lunes, 12 de noviembre de 2007

1797-Batalla por San Juan, Importancia Histórica del Fortín San Gerónimo

Esta narración en inglés nos despliega con lujo de detalles, aunque con brevedad, lo que ocurrió en PuertoRico en 1797, que pasó a conocerse como La Batalla de San Juan. Fue en la Batalla de San Juan del 1797 donde un grupo de mestizos puertorriqueños, sable en mano, y dirigidos por el legendario Pepe Díaz, rechazaron el ataque de los ingleses, que pretendían extender su dominio hasta la Isla de Puerto Rico. De aquí surge la importancia histórica del Fortín San Gerónimo, desconocida por muchos puertorriqueños, y es precisamente en ese desconocimiento que se fundamenta el latrocinio representado por el adefesio conocido como Paseo Caribe, que es símbolo del disloque que existe en Puerto Rico entre los intereses del Pueblo y los servicios que nuestro gobierno rinde a las personas acaudaladas, todo a espaldas al Pueblo...

Battle for San Juan 1797

On April 17, 1797, a British convoy of approximately 60 ships was sighted off the northern coast of Puerto Rico. By the next day an estimated 6000 British and German (Lowenstein’s Fusiliers and Chasseurs) troops had disembarked at Cangrejos Point and were marching several miles westward towards San Juan. At the same time several British ships, including the ship-of-the-line Prince of Wales (100), positioned themselves at the mouth of the city’s bay to establish a blockade. General Ralph Abercromby and Admiral Henry Harvey’s offer of surrender was unequivocally refused by Governor Ramón de Castro. The fight for San Juan had just begun.

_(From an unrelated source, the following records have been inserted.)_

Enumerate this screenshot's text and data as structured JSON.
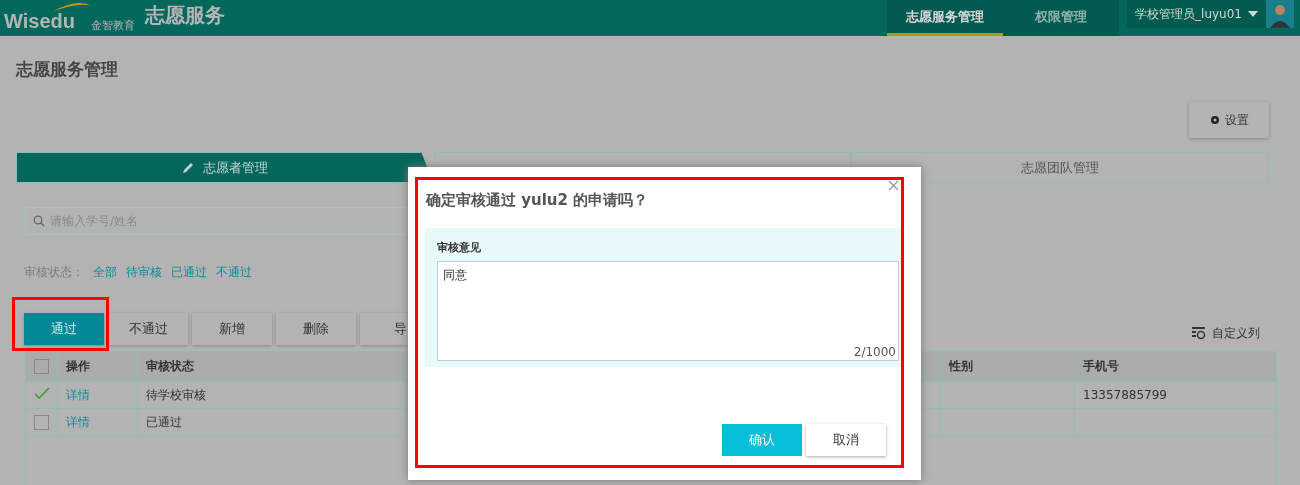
{
  "header": {
    "logo": "Wisedu",
    "logo_subtitle": "金智教育",
    "app_title": "志愿服务",
    "nav": [
      {
        "label": "志愿服务管理",
        "selected": true
      },
      {
        "label": "权限管理",
        "selected": false
      }
    ],
    "user": "学校管理员_luyu01"
  },
  "page_title": "志愿服务管理",
  "settings_button": "设置",
  "steps": [
    {
      "label": "志愿者管理",
      "selected": true
    },
    {
      "selected": false
    },
    {
      "label": "志愿团队管理",
      "selected": false
    }
  ],
  "search": {
    "placeholder": "请输入学号/姓名"
  },
  "filter": {
    "label": "审核状态：",
    "options": [
      "全部",
      "待审核",
      "已通过",
      "不通过"
    ]
  },
  "toolbar": [
    {
      "label": "通过",
      "selected": true
    },
    {
      "label": "不通过",
      "selected": false
    },
    {
      "label": "新增",
      "selected": false
    },
    {
      "label": "删除",
      "selected": false
    },
    {
      "label": "导",
      "selected": false
    }
  ],
  "custom_columns": "自定义列",
  "table": {
    "all_checked": false,
    "columns": [
      "操作",
      "审核状态",
      "性别",
      "手机号"
    ],
    "rows": [
      {
        "checked": true,
        "action": "详情",
        "status": "待学校审核",
        "phone": "13357885799"
      },
      {
        "checked": false,
        "action": "详情",
        "status": "已通过"
      }
    ]
  },
  "dialog": {
    "title": "确定审核通过 yulu2 的申请吗？",
    "field_label": "审核意见",
    "value": "同意",
    "counter": "2/1000",
    "buttons": [
      {
        "label": "确认",
        "kind": "primary"
      },
      {
        "label": "取消",
        "kind": "secondary"
      }
    ]
  },
  "annotations": [
    {
      "kind": "frame"
    },
    {
      "kind": "frame"
    }
  ]
}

The siege quickly turned into a two-front campaign. On the northwest side of San Juan the British fleet would find itself in a stalemate. It was able to enforce a blockade but the impressive fortifications, especially Fort El Morro, proved impenetrable. The ships found themselves having to remain out of reach of the fort’s artillery thus not be able to enter the bay to force a fight within the city’s protected port.

The eastern front of the siege would be where most of the combats would take place. San Juan, a small island itself, was connected to the main island by the San Antonio bridge. The invading troops would have to cross the bridge or wade through the shallow portion of the lagoon to land on San Juan proper. In the way of such a mobilization were two major obstacles: the small fort protecting the bridge on the San Juan side called Fort San Antonio, and an artillery battery that provided complementary crossfire capability, Fort San Gerónimo. As a result these two defensive positions would receive the bulk of the British artillery fire for over two weeks.

After several days of artillery warfare the British maneuvered west of the San Antonio bridge in an effort to establish a battery that could strike at the heart of San Juan, since the eastern batteries were too far away. To counter that threat a party composed of approximately 70 Disciplined, Urban, and Free Black militia were transported on small boats and under the cover of darkness across the bay. As a diversionary tactic the artillery from San Juan was fired without cannon balls to mask the sound of the oars. Once they reached the shore they attacked the left flank of the new, and not yet completed, battery at Miraflores. Ferocious hand-to-hand fighting ensued in the trenches as they drove into 300 British Pioneer troops. Sargent Francisco Diaz [PEPE DÍAZ], with “sable” (saber) in hand, led the attack overtaking the position and capturing several prisoners including an officer. As British reinforcements were about to counterattack they jumped into their boats and escaped back to the city, this time under the cover of “real” artillery fire from the city. Governor Ramón de Castro would later write that “he observed the action from his position with envy”.
The continuous flow of reinforcements from various towns of Puerto Rico into San Juan, the inability to break through the Fort San Antonio and San Gerónimo line, and the counterattacking pressure of militia and cavalry at the Martín Peña bridge were finally too much for the invaders. The British set brush fires to cover their retreat and by May 2nd the fleet sailed off.

Puede accesar este documento completo en formato PDF file en el grupo de Saneamiento Legislativo en:
Encontrará el documento en la sección "Archivos" del grupo, en la carpeta de Paseo del Caribe.